■ What to do ■
In the records that follow, count the lines where the string "this" appears, and give the count with nothing added.

■ The input ■

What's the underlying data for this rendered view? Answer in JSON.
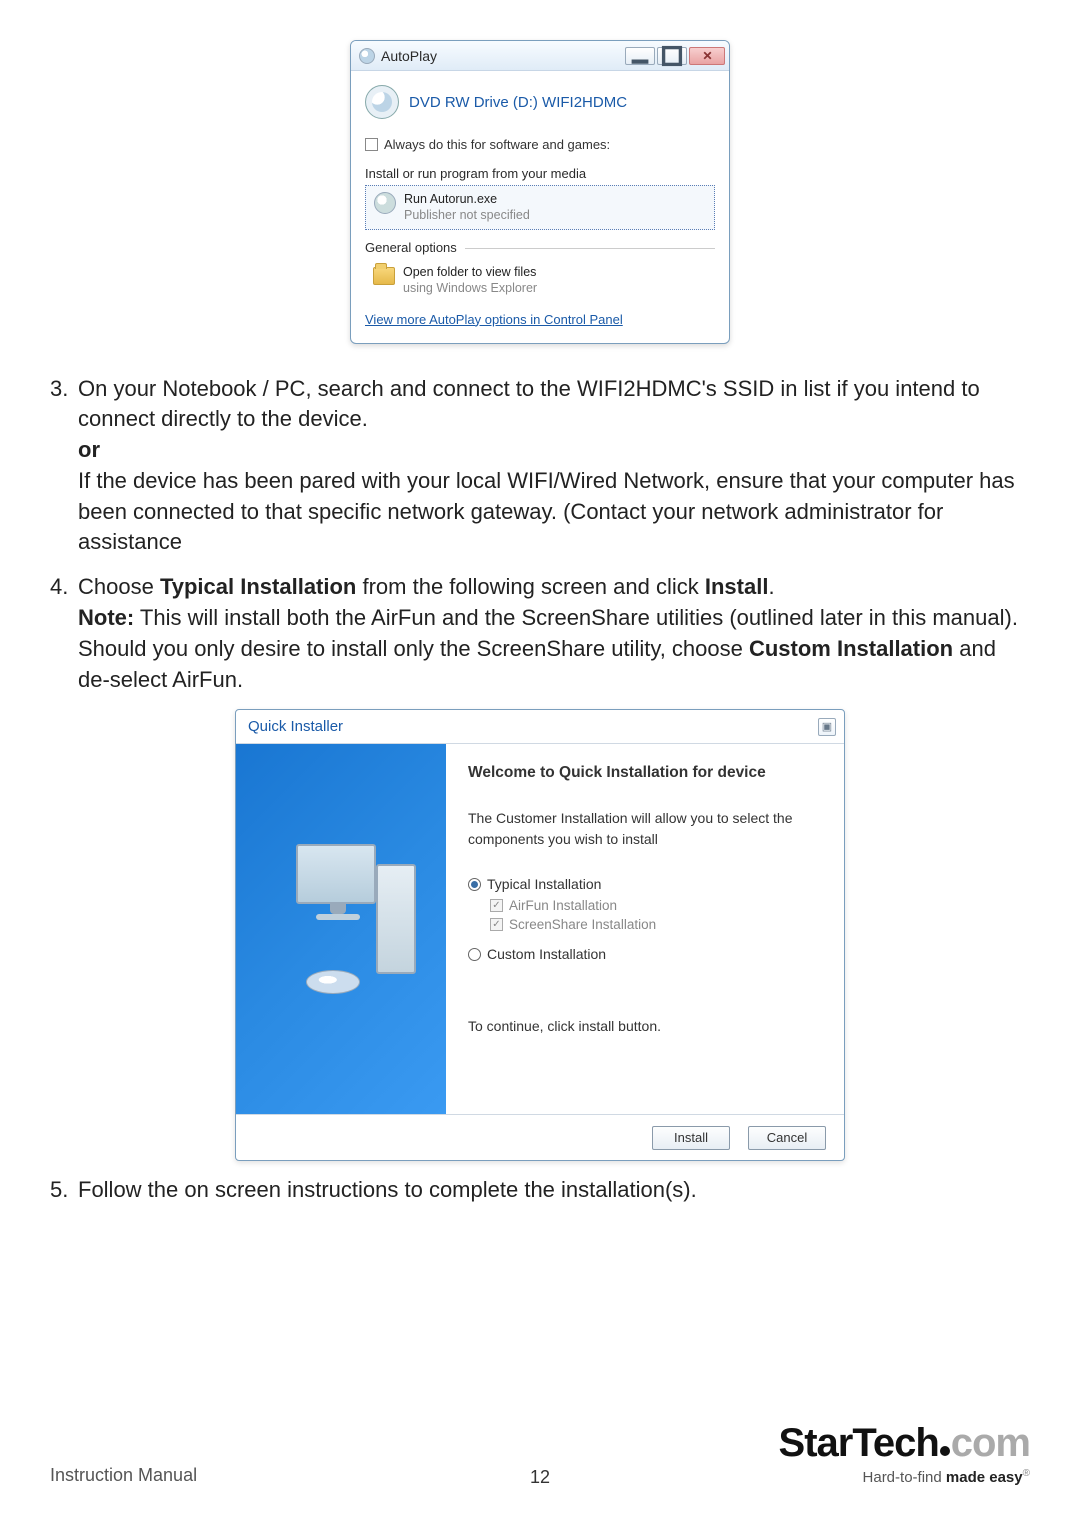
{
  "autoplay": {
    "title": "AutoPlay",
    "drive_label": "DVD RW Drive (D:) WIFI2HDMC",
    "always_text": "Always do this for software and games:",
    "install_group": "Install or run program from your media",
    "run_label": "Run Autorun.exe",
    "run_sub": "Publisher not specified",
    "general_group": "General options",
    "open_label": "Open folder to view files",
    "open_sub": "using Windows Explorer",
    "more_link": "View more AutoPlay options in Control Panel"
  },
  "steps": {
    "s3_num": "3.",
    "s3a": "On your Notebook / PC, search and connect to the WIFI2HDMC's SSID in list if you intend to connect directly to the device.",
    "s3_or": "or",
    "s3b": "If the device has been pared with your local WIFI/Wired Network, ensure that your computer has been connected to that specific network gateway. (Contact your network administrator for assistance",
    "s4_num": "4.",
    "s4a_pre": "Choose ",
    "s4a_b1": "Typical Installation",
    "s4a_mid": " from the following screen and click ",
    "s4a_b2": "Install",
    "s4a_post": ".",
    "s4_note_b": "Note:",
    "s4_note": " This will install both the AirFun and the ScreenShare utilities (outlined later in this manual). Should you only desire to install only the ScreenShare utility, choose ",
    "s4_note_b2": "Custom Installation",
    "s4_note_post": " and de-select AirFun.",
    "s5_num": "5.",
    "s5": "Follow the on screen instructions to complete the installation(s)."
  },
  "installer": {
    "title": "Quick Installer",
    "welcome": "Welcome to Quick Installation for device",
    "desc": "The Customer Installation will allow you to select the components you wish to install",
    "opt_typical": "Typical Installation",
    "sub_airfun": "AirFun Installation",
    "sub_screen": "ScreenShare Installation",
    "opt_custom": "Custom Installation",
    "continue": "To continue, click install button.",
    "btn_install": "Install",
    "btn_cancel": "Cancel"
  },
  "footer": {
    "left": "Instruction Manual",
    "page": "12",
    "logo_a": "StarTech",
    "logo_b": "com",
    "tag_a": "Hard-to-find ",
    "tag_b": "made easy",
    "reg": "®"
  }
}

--

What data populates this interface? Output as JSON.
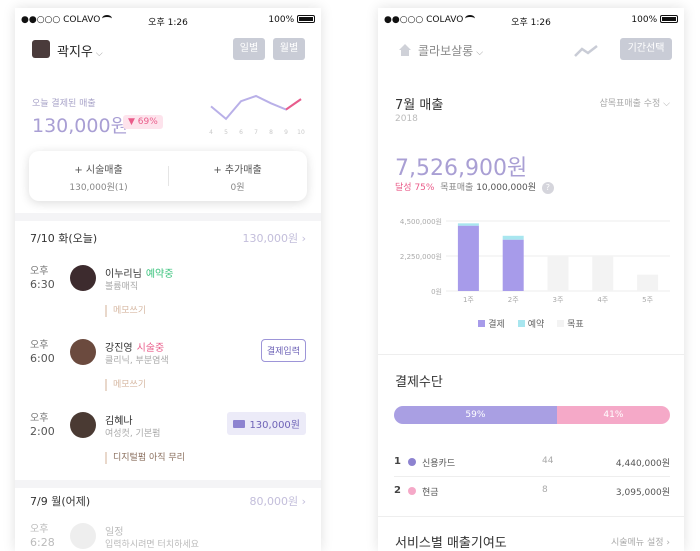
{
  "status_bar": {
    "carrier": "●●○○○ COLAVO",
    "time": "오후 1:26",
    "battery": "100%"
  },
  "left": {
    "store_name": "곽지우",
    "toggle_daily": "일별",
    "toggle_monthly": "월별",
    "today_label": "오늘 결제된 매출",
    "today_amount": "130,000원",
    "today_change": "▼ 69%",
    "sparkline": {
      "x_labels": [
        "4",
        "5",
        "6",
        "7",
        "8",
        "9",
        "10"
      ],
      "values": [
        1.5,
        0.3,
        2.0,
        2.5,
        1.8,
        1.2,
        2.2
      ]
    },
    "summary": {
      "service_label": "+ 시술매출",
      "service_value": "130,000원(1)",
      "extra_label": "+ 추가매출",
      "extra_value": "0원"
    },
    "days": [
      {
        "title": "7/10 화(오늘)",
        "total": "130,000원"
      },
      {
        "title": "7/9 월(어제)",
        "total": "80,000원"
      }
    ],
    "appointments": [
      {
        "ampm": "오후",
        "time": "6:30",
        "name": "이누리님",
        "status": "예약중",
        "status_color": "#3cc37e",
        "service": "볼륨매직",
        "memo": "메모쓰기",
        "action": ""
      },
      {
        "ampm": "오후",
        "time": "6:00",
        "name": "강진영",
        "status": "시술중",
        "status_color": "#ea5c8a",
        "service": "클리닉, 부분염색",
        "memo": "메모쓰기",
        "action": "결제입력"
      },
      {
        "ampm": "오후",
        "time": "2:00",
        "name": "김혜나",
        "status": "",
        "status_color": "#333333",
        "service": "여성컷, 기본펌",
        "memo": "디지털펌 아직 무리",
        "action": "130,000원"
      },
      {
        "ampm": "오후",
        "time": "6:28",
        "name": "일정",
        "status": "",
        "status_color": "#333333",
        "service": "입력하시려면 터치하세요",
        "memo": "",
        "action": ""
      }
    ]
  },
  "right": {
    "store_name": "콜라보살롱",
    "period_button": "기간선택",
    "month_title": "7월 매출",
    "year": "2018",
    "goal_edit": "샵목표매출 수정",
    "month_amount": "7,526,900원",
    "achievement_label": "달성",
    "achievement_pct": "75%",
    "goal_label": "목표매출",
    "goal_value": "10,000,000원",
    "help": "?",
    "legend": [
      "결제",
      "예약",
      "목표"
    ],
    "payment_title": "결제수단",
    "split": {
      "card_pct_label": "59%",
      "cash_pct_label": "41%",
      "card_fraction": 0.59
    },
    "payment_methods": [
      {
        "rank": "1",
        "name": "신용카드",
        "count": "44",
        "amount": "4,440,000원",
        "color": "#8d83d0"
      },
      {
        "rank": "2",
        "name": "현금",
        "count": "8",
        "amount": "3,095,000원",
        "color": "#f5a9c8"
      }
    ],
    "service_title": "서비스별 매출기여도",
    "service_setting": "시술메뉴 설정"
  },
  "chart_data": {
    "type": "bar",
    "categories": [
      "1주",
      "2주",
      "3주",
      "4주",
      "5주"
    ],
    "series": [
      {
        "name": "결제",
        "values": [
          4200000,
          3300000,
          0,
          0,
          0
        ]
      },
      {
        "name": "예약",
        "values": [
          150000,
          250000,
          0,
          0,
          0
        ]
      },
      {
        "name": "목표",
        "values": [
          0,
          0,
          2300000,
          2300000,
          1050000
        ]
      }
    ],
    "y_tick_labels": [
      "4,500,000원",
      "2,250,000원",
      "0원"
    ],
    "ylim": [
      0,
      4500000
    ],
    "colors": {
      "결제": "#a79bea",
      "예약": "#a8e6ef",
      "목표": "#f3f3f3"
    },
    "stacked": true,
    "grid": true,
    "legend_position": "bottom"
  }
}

■ Exercise response ■
4